In 1921, the Eichleay Contracting Company, Hays, Pa., built a sternwheel steam towboat for the U.S. Engineer Department. This was the first towboat built by Eichleay, and it was built with a steel hull measuring 116 by 29 by 5.5 feet, with overall dimensions of 132 feet. The boat had compound engines 12’s, 28’s – 5 foot stroke and one boiler. Way’s Steam Towboat Directory lists the name as “Capt. Charles D. Harris”; however, some photos of it in operation for the Engineer Department show the name displayed as “Captain Chas. D. Harris.”
The boat did not look like a traditional Mississippi-style steam towboat, but more like one found on the West Coast or in Alaska. The upper cabin extended forward almost as far as the main cabin, and there was one tall smokestack located behind the pilothouse. There were no exterior stairways in evidence leading from the upper cabin to the roof and pilothouse, but there did appear to be an enclosed one. Vertical ladders were located at each side of the forward end of the upper cabin. The Harris was assigned to the Memphis District.
In 1940, the Captain Chas. D. Harris was sold at a public sale to Charles Zubik, Pittsburgh. The machinery had been removed by the Engineers prior to the sale, and it was placed on the snagboat Arkansas II, with the hull built at Leetsdale, Pa., by Bethlehem Steel Company in 1940 and the boat completed at West Memphis, Ark. The Arkansas II would operate until 1966, and after dismantling, one of the engines would later be set up in the Mud Island River Museum at Memphis.
Zubik converted the Harris to diesel power and renamed it Harry Z. It then had a Fairbanks Morse engine of 450 hp. coupled to a center gear driving a split sternwheel. The tall smokestack was gone, replaced by one no taller than the roof of the pilothouse, most likely for clearing the low bridges in the Pittsburgh pools. Otherwise, the boat retained its original appearance.
The Harry Z was a familiar sight in the Pittsburgh area for many years. A color photo of it appeared on the front cover of the January 1954 issue of Waterways magazine. Though in the distance, the profile of it is unmistakable. Waterways was a competitor to The Waterways Journal and had begun as National Waterways. It ceased publication about 1956. The late Jim Swift in his Backing Hard Into River History relates that Capt. Donald T. Wright, WJ owner/publisher from 1921 to 1965 was “very allergic to competition,” and particularly this one. Wright felt that they had changed the name to confuse it with the WJ. Waterways was only a monthly publication, and at any rate the weekly WJ has long outlasted it.
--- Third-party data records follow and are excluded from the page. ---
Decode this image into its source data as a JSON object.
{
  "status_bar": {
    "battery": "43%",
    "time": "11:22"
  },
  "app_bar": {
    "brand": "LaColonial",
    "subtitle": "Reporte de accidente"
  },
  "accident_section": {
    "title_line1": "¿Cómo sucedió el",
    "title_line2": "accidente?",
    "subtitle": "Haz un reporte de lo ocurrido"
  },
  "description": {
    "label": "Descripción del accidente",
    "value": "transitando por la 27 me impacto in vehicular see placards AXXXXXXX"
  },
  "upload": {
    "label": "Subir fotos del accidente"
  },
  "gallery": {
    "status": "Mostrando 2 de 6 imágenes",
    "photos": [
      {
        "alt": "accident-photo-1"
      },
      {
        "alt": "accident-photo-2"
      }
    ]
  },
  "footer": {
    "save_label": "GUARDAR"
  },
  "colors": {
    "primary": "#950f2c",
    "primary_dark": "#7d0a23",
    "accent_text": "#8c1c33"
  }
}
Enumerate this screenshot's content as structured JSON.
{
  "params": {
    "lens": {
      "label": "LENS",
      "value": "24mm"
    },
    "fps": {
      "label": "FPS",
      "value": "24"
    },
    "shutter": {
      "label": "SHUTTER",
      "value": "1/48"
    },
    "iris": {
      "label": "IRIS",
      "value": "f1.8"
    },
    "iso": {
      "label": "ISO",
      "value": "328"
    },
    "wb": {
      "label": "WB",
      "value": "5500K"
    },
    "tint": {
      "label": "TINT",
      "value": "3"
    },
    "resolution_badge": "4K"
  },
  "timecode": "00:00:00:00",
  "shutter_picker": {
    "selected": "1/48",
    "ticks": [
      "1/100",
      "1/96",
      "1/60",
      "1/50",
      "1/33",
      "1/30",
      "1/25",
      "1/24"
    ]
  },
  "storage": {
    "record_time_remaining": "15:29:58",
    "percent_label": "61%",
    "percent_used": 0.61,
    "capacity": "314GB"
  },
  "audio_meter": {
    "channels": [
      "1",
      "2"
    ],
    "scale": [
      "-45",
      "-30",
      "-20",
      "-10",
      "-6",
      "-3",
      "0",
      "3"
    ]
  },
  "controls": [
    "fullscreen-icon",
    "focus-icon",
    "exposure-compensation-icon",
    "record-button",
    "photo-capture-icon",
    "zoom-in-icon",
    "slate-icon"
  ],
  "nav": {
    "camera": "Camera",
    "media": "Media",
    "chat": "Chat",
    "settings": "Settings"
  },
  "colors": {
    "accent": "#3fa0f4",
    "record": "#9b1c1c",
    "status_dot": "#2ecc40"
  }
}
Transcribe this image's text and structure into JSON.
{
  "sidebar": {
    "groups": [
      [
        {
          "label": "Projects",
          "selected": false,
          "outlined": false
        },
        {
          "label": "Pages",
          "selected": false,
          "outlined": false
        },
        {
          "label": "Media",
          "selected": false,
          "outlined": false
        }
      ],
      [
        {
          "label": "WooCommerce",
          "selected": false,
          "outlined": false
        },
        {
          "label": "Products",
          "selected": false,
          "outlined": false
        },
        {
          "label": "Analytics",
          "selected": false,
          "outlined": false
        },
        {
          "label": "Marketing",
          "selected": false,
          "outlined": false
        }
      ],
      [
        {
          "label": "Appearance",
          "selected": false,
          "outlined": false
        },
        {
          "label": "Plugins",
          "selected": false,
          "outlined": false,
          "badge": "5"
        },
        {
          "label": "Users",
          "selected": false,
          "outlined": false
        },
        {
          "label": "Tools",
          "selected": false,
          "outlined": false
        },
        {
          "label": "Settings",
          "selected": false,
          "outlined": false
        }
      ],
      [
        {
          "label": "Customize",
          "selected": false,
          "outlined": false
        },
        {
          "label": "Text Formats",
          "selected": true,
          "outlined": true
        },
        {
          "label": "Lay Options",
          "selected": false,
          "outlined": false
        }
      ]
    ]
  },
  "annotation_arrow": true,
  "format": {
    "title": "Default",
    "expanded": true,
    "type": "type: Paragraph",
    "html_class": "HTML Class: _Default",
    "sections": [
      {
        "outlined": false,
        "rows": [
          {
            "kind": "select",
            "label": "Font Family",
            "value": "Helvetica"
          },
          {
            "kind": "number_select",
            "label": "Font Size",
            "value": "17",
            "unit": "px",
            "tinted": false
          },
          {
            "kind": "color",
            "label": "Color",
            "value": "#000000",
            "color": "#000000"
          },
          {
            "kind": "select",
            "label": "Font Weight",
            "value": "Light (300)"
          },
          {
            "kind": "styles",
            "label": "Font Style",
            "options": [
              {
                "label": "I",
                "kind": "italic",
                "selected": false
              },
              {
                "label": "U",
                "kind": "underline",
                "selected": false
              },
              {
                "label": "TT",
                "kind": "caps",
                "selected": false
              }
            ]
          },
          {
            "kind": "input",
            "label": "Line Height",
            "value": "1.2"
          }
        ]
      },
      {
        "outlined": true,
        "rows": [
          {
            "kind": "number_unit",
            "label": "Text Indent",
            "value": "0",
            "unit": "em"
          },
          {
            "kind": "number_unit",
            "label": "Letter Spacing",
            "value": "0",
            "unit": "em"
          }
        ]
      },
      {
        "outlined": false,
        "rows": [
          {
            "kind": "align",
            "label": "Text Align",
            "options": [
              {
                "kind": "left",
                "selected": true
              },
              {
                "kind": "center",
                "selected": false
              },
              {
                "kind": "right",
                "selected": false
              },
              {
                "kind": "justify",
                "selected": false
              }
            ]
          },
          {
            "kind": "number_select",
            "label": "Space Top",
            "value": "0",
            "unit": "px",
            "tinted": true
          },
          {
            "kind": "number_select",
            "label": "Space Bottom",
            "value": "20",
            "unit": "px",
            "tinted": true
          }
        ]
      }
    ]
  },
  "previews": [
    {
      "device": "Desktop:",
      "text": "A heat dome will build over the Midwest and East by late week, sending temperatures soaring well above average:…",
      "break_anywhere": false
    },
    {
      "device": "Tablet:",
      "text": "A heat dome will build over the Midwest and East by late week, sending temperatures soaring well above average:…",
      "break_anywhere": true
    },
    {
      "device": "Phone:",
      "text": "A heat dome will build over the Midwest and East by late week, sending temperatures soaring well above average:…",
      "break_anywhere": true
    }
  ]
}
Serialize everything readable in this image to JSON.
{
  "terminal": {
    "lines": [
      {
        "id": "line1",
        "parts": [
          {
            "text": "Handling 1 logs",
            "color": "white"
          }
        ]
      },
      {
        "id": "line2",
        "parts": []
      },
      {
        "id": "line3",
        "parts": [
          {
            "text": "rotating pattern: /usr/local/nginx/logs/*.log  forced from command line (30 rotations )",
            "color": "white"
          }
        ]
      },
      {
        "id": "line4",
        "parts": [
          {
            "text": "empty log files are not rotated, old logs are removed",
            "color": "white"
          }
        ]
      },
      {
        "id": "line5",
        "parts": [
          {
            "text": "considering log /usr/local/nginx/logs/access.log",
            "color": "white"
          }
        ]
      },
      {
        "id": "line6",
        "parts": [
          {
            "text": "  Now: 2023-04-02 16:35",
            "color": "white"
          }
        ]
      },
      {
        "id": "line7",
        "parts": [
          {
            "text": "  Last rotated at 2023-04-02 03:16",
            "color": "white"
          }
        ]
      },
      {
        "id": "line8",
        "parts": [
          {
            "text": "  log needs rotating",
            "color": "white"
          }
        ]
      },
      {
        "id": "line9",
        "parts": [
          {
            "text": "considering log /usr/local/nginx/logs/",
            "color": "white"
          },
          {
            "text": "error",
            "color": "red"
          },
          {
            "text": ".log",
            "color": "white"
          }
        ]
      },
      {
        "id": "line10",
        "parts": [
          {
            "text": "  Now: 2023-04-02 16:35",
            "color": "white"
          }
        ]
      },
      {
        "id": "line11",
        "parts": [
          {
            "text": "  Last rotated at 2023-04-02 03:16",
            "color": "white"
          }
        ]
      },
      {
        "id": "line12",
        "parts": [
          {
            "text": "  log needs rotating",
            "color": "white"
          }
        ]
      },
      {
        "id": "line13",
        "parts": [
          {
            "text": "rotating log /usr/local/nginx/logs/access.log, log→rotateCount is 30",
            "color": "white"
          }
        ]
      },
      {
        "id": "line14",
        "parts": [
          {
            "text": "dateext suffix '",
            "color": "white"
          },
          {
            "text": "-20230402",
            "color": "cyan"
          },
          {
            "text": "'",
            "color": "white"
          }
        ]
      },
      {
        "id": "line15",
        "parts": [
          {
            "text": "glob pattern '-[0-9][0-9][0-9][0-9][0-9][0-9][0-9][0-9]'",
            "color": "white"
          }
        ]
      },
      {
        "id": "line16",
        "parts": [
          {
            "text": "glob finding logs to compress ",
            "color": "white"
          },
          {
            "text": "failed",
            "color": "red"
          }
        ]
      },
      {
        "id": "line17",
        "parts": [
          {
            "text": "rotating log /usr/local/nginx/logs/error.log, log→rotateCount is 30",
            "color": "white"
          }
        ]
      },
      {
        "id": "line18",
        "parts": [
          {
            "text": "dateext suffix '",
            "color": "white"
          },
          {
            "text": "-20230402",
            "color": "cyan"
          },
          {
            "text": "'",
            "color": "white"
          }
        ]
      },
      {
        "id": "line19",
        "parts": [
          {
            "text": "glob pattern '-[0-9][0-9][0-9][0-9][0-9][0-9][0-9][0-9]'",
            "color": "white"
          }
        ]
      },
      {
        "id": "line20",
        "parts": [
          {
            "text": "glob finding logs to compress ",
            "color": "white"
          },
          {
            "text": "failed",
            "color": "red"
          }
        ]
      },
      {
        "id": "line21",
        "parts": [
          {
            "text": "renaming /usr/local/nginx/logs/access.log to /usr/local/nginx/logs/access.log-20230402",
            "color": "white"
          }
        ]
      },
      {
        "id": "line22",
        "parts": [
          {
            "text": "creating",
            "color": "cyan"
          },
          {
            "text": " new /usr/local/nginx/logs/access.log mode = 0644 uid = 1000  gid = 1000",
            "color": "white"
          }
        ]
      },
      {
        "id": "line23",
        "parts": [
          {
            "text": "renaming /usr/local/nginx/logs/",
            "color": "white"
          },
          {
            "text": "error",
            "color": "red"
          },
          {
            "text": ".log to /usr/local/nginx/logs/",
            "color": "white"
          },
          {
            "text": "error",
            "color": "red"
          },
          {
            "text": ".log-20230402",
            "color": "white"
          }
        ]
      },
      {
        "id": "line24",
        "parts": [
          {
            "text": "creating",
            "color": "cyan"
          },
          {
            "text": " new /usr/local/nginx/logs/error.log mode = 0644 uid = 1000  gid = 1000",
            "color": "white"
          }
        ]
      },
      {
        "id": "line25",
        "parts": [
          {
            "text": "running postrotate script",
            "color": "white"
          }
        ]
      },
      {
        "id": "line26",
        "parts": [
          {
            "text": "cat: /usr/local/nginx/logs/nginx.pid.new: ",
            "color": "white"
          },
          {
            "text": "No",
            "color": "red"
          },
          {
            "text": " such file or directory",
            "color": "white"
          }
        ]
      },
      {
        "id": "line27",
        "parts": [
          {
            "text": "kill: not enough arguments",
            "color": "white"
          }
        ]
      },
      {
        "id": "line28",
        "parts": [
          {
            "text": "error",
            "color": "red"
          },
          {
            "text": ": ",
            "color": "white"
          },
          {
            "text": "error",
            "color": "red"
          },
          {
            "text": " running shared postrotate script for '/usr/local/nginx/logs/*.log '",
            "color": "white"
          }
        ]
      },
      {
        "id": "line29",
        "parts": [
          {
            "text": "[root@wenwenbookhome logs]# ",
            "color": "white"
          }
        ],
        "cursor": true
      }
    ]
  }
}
In the opening scene of season 2, episode 9 of the TV series Route 66, entitled “Mon Petit Chou” and filmed in 1961, the Harry Z can be briefly seen working in a fleet at Pittsburgh. A later scene shows a side view of the boat as it lay in a fleet. In this episode, the stars of the show, Martin Milner as Tod Stiles and George Maharis as Buz Murdoch, are working as deckhands, and the action scenes were filmed aboard the twin-screw diesel towboat Charles Zubik (known locally as “the Big Charles” to separate it from the smaller sternwheel Charles Z Jr.). Lee Marvin appeared as a guest star in this episode. In the credits, thanks were given to Charles Zubik & Sons, Pittsburgh.
In 1970, the Harry Z and some other pieces of the Zubik fleet were purchased by Capt. Robert H. Bosworth’s G&C Towing, Point Pleasant, W.Va. The Harry Z was partially dismantled, with the sternwheels, pilothouse and forward sections of the cabins removed. The model 35 Fairbanks diesel was taken off and placed on the twin screw Richard Moyle to replace a similar engine that had failed.
The remainder of the boat was sold to Capt. Clarence Boggs’ C&J Towing, Ashland Ky. Boggs had planned a landing at the old airport property at Ashland and had installed some deadmen and bank wires. The Harry Z was placed there to serve as a head boat, and this writer, then in high school, would stay aboard it at times, serving as a watchman. The upper cabin was still largely intact, and it was paneled in a birch plywood stained a green color. The hull was in very good shape, with evidence that it had been replated in recent years. Chalk markings and mill scale could still be seen in some compartments.
During a severe high water event, the boat was moved to the Old Dam 29 fleet of Merdie Boggs & Sons for safekeeping. When the river fell out, it caught out on the bank and sank. It then lay there for several years until it was ultimately cut up for scrap. Throughout the time before it was removed, the steamboat style lettering on the engineroom bulkheads still somewhat proudly proclaimed to the world at large that it was the HARRY Z.
Caption for top photo: The Capt. Chas D. Harris. (U.S. Engineers photo from Dan Owen Boat Photo Museum collection)